David escaped the wrathful envy of Saul, forced to sneak out through a window only to be murderously pursued by Saul for the rest of 1 Samuel. The Israelite people get run out of Israel for cheating on God. Rachel weeps for her children and refuses consolation. The holy family, scandalized and homeless, barely get their presents open before they’re on the run from Herod’s homicidal rage, only to return to have Jesus crucified anyway—horror stories that set the Christmas stage. King David becomes the prototype king and ancestor of Christ. The Israelites get a new covenant and a new start. The cross of death becomes the crux of new life.

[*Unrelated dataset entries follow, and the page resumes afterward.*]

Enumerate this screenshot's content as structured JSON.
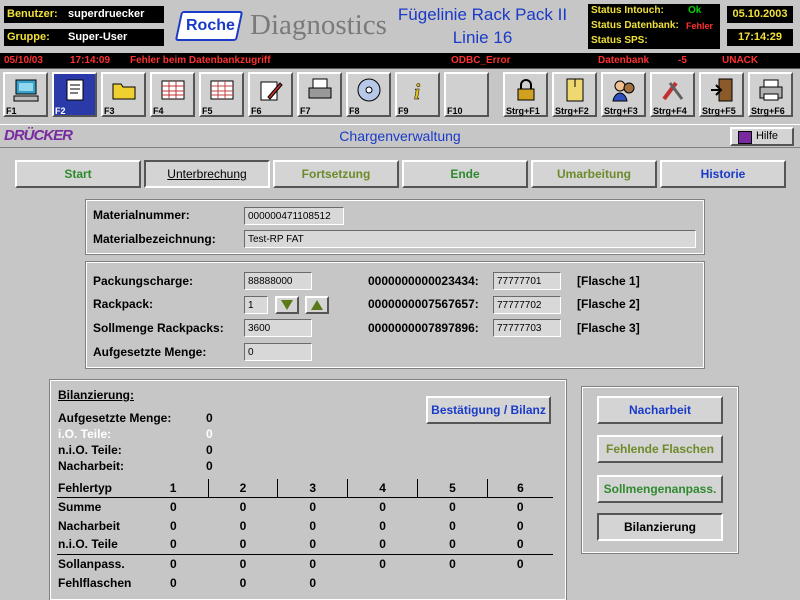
{
  "header": {
    "user_label": "Benutzer:",
    "user_value": "superdruecker",
    "group_label": "Gruppe:",
    "group_value": "Super-User",
    "logo_text": "Roche",
    "brand": "Diagnostics",
    "line_title": "Fügelinie Rack Pack II",
    "line_sub": "Linie 16",
    "status": [
      {
        "label": "Status Intouch:",
        "value": "Ok",
        "color": "#00d000"
      },
      {
        "label": "Status Datenbank:",
        "value": "Fehler",
        "color": "#ff3030"
      },
      {
        "label": "Status SPS:",
        "value": "",
        "color": "#ffffff"
      }
    ],
    "date": "05.10.2003",
    "time": "17:14:29"
  },
  "alarm": {
    "date": "05/10/03",
    "time": "17:14:09",
    "message": "Fehler beim Datenbankzugriff",
    "source": "ODBC_Error",
    "area": "Datenbank",
    "value": "-5",
    "state": "UNACK"
  },
  "fkeys": [
    {
      "key": "F1",
      "icon": "computer-icon"
    },
    {
      "key": "F2",
      "icon": "document-icon"
    },
    {
      "key": "F3",
      "icon": "folder-icon"
    },
    {
      "key": "F4",
      "icon": "table-icon"
    },
    {
      "key": "F5",
      "icon": "grid-icon"
    },
    {
      "key": "F6",
      "icon": "edit-icon"
    },
    {
      "key": "F7",
      "icon": "printer-doc-icon"
    },
    {
      "key": "F8",
      "icon": "cd-icon"
    },
    {
      "key": "F9",
      "icon": "info-icon"
    },
    {
      "key": "F10",
      "icon": "blank-icon"
    },
    {
      "key": "Strg+F1",
      "icon": "lock-icon"
    },
    {
      "key": "Strg+F2",
      "icon": "envelope-icon"
    },
    {
      "key": "Strg+F3",
      "icon": "users-icon"
    },
    {
      "key": "Strg+F4",
      "icon": "tools-icon"
    },
    {
      "key": "Strg+F5",
      "icon": "exit-door-icon"
    },
    {
      "key": "Strg+F6",
      "icon": "printer-icon"
    }
  ],
  "titlebar": {
    "logo": "DRÜCKER",
    "title": "Chargenverwaltung",
    "help": "Hilfe"
  },
  "tabs": [
    {
      "label": "Start",
      "color": "#2f8a2f"
    },
    {
      "label": "Unterbrechung",
      "color": "#000000"
    },
    {
      "label": "Fortsetzung",
      "color": "#6e8a2a"
    },
    {
      "label": "Ende",
      "color": "#2f8a2f"
    },
    {
      "label": "Umarbeitung",
      "color": "#6e8a2a"
    },
    {
      "label": "Historie",
      "color": "#1a3ac8"
    }
  ],
  "material": {
    "number_label": "Materialnummer:",
    "number_value": "000000471108512",
    "desc_label": "Materialbezeichnung:",
    "desc_value": "Test-RP FAT"
  },
  "packing": {
    "charge_label": "Packungscharge:",
    "charge_value": "88888000",
    "rackpack_label": "Rackpack:",
    "rackpack_value": "1",
    "soll_label": "Sollmenge Rackpacks:",
    "soll_value": "3600",
    "aufg_label": "Aufgesetzte Menge:",
    "aufg_value": "0",
    "bottles": [
      {
        "code": "0000000000023434:",
        "value": "77777701",
        "name": "[Flasche 1]"
      },
      {
        "code": "0000000007567657:",
        "value": "77777702",
        "name": "[Flasche 2]"
      },
      {
        "code": "0000000007897896:",
        "value": "77777703",
        "name": "[Flasche 3]"
      }
    ]
  },
  "bilanz": {
    "title": "Bilanzierung:",
    "confirm_button": "Bestätigung / Bilanz",
    "summary": [
      {
        "label": "Aufgesetzte Menge:",
        "value": "0",
        "color": "#000000"
      },
      {
        "label": "i.O. Teile:",
        "value": "0",
        "color": "#ffffff"
      },
      {
        "label": "n.i.O. Teile:",
        "value": "0",
        "color": "#000000"
      },
      {
        "label": "Nacharbeit:",
        "value": "0",
        "color": "#000000"
      }
    ],
    "table_header": [
      "Fehlertyp",
      "1",
      "2",
      "3",
      "4",
      "5",
      "6"
    ],
    "rows": [
      [
        "Summe",
        "0",
        "0",
        "0",
        "0",
        "0",
        "0"
      ],
      [
        "Nacharbeit",
        "0",
        "0",
        "0",
        "0",
        "0",
        "0"
      ],
      [
        "n.i.O. Teile",
        "0",
        "0",
        "0",
        "0",
        "0",
        "0"
      ],
      [
        "Sollanpass.",
        "0",
        "0",
        "0",
        "0",
        "0",
        "0"
      ],
      [
        "Fehlflaschen",
        "0",
        "0",
        "0",
        "",
        "",
        ""
      ]
    ]
  },
  "side_buttons": [
    {
      "label": "Nacharbeit",
      "color": "#1a3ac8"
    },
    {
      "label": "Fehlende Flaschen",
      "color": "#6e8a2a"
    },
    {
      "label": "Sollmengenanpass.",
      "color": "#2f8a2f"
    },
    {
      "label": "Bilanzierung",
      "color": "#000000"
    }
  ]
}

In Baghdad, St. George’s Anglican Church—despite damage from five bombs in the past three years—still packs in hundreds for worship who stubbornly proclaim Christ their newborn king. In obedience, the church runs a clinic full to capacity with patients receiving primary medical care that the hard-pressed state hospitals are unable to provide. Unemployed and disabled people can collect a weekly ration of food provided by the church that just about enables them to survive. There is a small school for children, a bookshop and a mothers’ union that operates all hours of the day to minister to the needs of women who’ve lost loved ones to conflict. Theirs is a work rooted in prayer, sacrifice and service. Rachel finds her consolation. A Savior who is Christ the Lord.